2 Rebecca K.Lanea, Tyler Hilsabeckab, Shane L.Reaac. “The role of mitochondrial dysfunction in age-related diseases.” Biochimica et Biophysica Acta (BBA) – Bioenergetics. Volume 1847, Issue 11, November 2015, Pages 1387-1400. Web: https://www.sciencedirect.com/science/article/pii/S0005272815001085
3 Y. Guo, T.L. Yang, Y.Z. Liu, H. Shen, S.F. Lei, N. Yu, J. Chen, T. Xu, Y. Cheng, Q. Tian, P. Yu, H.W. Deng. “Mitochondria-wide association study of common variants in osteoporosis.” Ann. Hum. Genet., 75 (2011), pp. 569-574
4 A. Trifunovic, A. Wredenberg, M. Falkenberg, J.N. Spelbrink, et al. “Premature ageing in mice expressing defective mitochondrial DNA polymerase.” Nature, 429 (2004), p. 417. Web: https://www.ncbi.nlm.nih.gov/pubmed/15164064
5 S. Kang, T. Fernandes-Alnemri, E.S. Alnemri. “A novel role for the mitochondrial HTRA2/OMI protease in aging.” Autophagy, 9 (2013), pp. 420-421

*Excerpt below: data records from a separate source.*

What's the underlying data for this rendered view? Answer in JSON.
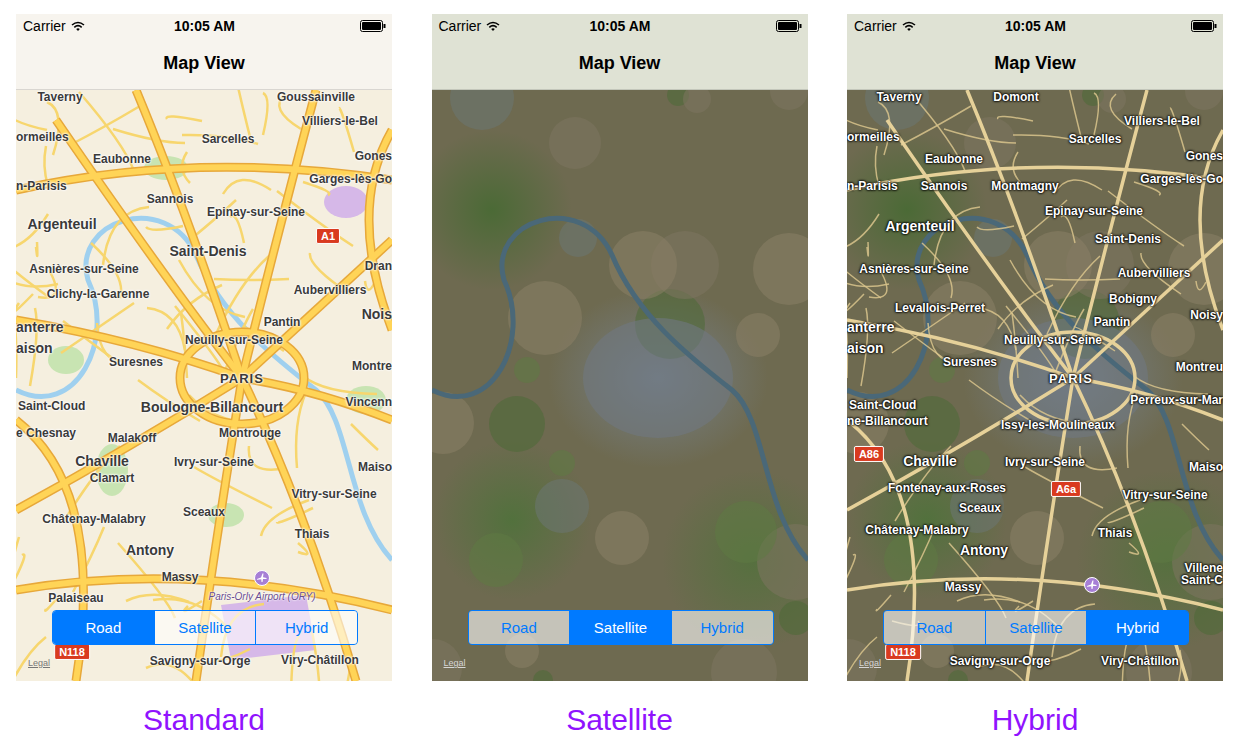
{
  "screens": [
    {
      "caption": "Standard",
      "status_bar": {
        "carrier": "Carrier",
        "time": "10:05 AM"
      },
      "title": "Map View",
      "labels": [
        {
          "text": "Taverny",
          "kind": "town"
        },
        {
          "text": "Goussainville",
          "kind": "town"
        },
        {
          "text": "Villiers-le-Bel",
          "kind": "town"
        },
        {
          "text": "ormeilles",
          "kind": "town"
        },
        {
          "text": "Sarcelles",
          "kind": "town"
        },
        {
          "text": "Gones",
          "kind": "town"
        },
        {
          "text": "Eaubonne",
          "kind": "town"
        },
        {
          "text": "Garges-lès-Go",
          "kind": "town"
        },
        {
          "text": "n-Parisis",
          "kind": "town"
        },
        {
          "text": "Sannois",
          "kind": "town"
        },
        {
          "text": "Epinay-sur-Seine",
          "kind": "town"
        },
        {
          "text": "Argenteuil",
          "kind": "city"
        },
        {
          "text": "Saint-Denis",
          "kind": "city"
        },
        {
          "text": "Dran",
          "kind": "town"
        },
        {
          "text": "Asnières-sur-Seine",
          "kind": "town"
        },
        {
          "text": "Aubervilliers",
          "kind": "town"
        },
        {
          "text": "Clichy-la-Garenne",
          "kind": "town"
        },
        {
          "text": "Nois",
          "kind": "city"
        },
        {
          "text": "anterre",
          "kind": "city"
        },
        {
          "text": "Pantin",
          "kind": "town"
        },
        {
          "text": "aison",
          "kind": "city"
        },
        {
          "text": "Neuilly-sur-Seine",
          "kind": "town"
        },
        {
          "text": "Suresnes",
          "kind": "town"
        },
        {
          "text": "Montre",
          "kind": "town"
        },
        {
          "text": "PARIS",
          "kind": "capital"
        },
        {
          "text": "Saint-Cloud",
          "kind": "town"
        },
        {
          "text": "Boulogne-Billancourt",
          "kind": "city"
        },
        {
          "text": "Vincenn",
          "kind": "town"
        },
        {
          "text": "e Chesnay",
          "kind": "town"
        },
        {
          "text": "Malakoff",
          "kind": "town"
        },
        {
          "text": "Montrouge",
          "kind": "town"
        },
        {
          "text": "Chaville",
          "kind": "city"
        },
        {
          "text": "Ivry-sur-Seine",
          "kind": "town"
        },
        {
          "text": "Maiso",
          "kind": "town"
        },
        {
          "text": "Clamart",
          "kind": "town"
        },
        {
          "text": "Vitry-sur-Seine",
          "kind": "town"
        },
        {
          "text": "Châtenay-Malabry",
          "kind": "town"
        },
        {
          "text": "Sceaux",
          "kind": "town"
        },
        {
          "text": "Thiais",
          "kind": "town"
        },
        {
          "text": "Antony",
          "kind": "city"
        },
        {
          "text": "Massy",
          "kind": "town"
        },
        {
          "text": "Palaiseau",
          "kind": "town"
        },
        {
          "text": "Savigny-sur-Orge",
          "kind": "town"
        },
        {
          "text": "Viry-Châtillon",
          "kind": "town"
        }
      ],
      "road_badges": [
        "A1",
        "N118"
      ],
      "airport_label": "Paris-Orly Airport (ORY)",
      "legal": "Legal",
      "segments": [
        {
          "label": "Road",
          "selected": true
        },
        {
          "label": "Satellite",
          "selected": false
        },
        {
          "label": "Hybrid",
          "selected": false
        }
      ]
    },
    {
      "caption": "Satellite",
      "status_bar": {
        "carrier": "Carrier",
        "time": "10:05 AM"
      },
      "title": "Map View",
      "labels": [],
      "road_badges": [],
      "legal": "Legal",
      "segments": [
        {
          "label": "Road",
          "selected": false
        },
        {
          "label": "Satellite",
          "selected": true
        },
        {
          "label": "Hybrid",
          "selected": false
        }
      ]
    },
    {
      "caption": "Hybrid",
      "status_bar": {
        "carrier": "Carrier",
        "time": "10:05 AM"
      },
      "title": "Map View",
      "labels": [
        {
          "text": "Taverny",
          "kind": "town"
        },
        {
          "text": "Domont",
          "kind": "town"
        },
        {
          "text": "Villiers-le-Bel",
          "kind": "town"
        },
        {
          "text": "ormeilles",
          "kind": "town"
        },
        {
          "text": "Sarcelles",
          "kind": "town"
        },
        {
          "text": "Gones",
          "kind": "town"
        },
        {
          "text": "Eaubonne",
          "kind": "town"
        },
        {
          "text": "Garges-lès-Go",
          "kind": "town"
        },
        {
          "text": "n-Parisis",
          "kind": "town"
        },
        {
          "text": "Sannois",
          "kind": "town"
        },
        {
          "text": "Montmagny",
          "kind": "town"
        },
        {
          "text": "Epinay-sur-Seine",
          "kind": "town"
        },
        {
          "text": "Argenteuil",
          "kind": "city"
        },
        {
          "text": "Saint-Denis",
          "kind": "town"
        },
        {
          "text": "Asnières-sur-Seine",
          "kind": "town"
        },
        {
          "text": "Aubervilliers",
          "kind": "town"
        },
        {
          "text": "Bobigny",
          "kind": "town"
        },
        {
          "text": "Levallois-Perret",
          "kind": "town"
        },
        {
          "text": "Noisy",
          "kind": "town"
        },
        {
          "text": "Pantin",
          "kind": "town"
        },
        {
          "text": "anterre",
          "kind": "city"
        },
        {
          "text": "Neuilly-sur-Seine",
          "kind": "town"
        },
        {
          "text": "aison",
          "kind": "city"
        },
        {
          "text": "Suresnes",
          "kind": "town"
        },
        {
          "text": "Montreu",
          "kind": "town"
        },
        {
          "text": "PARIS",
          "kind": "capital"
        },
        {
          "text": "Perreux-sur-Mar",
          "kind": "town"
        },
        {
          "text": "Saint-Cloud",
          "kind": "town"
        },
        {
          "text": "ne-Billancourt",
          "kind": "town"
        },
        {
          "text": "Issy-les-Moulineaux",
          "kind": "town"
        },
        {
          "text": "Chaville",
          "kind": "city"
        },
        {
          "text": "Ivry-sur-Seine",
          "kind": "town"
        },
        {
          "text": "Maiso",
          "kind": "town"
        },
        {
          "text": "Fontenay-aux-Roses",
          "kind": "town"
        },
        {
          "text": "Vitry-sur-Seine",
          "kind": "town"
        },
        {
          "text": "Sceaux",
          "kind": "town"
        },
        {
          "text": "Châtenay-Malabry",
          "kind": "town"
        },
        {
          "text": "Thiais",
          "kind": "town"
        },
        {
          "text": "Antony",
          "kind": "city"
        },
        {
          "text": "Villene",
          "kind": "town"
        },
        {
          "text": "Saint-C",
          "kind": "town"
        },
        {
          "text": "Massy",
          "kind": "town"
        },
        {
          "text": "Savigny-sur-Orge",
          "kind": "town"
        },
        {
          "text": "Viry-Châtillon",
          "kind": "town"
        }
      ],
      "road_badges": [
        "A86",
        "A6a",
        "N118"
      ],
      "legal": "Legal",
      "segments": [
        {
          "label": "Road",
          "selected": false
        },
        {
          "label": "Satellite",
          "selected": false
        },
        {
          "label": "Hybrid",
          "selected": true
        }
      ]
    }
  ]
}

6 Y.H. Yang, B. Li, X.F. Zheng, J.W. Chen, K. Chen, S.D. Jiang, L.S. Jiang. “Oxidative damage to osteoblasts can be alleviated by early autophagy through the endoplasmic reticulum stress pathway — implications for the treatment of osteoporosis” Free Radic. Biol. Med., 77 (2014), pp. 10-2. Web: https://www.sciencedirect.com/science/article/pii/S0891584914004195
7 S.C. Manolagas. “From estrogen-centric to aging and oxidative stress: a revised perspective of the pathogenesis of osteoporosis.” Endocr. Rev., 31 (2010), pp. 266-300
8 H.T. Kha, B. Basseri, D. Shouhed, J. Richardson, S. Tetradis, T.J. Hahn, F. Parhami. “Oxysterols regulate diferentiation of mesenchymal stem cells: pro-bone and anti-fat.” J. Bone Miner. Res., 19 (2004), pp. 830-840.
9 Hosoe K, Kitano M, Kishida H, Kubo H, Fujii K, Kitahara M. “Study on safety and bioavailability of ubiquinol (Kaneka QH) after single and 4-week multiple oral administration to healthy volunteers.” Regul Toxicol Pharmacol. 2007 Feb;47(1):19-28. Web: https://www.ncbi.nlm.nih.gov/pubmed/16919858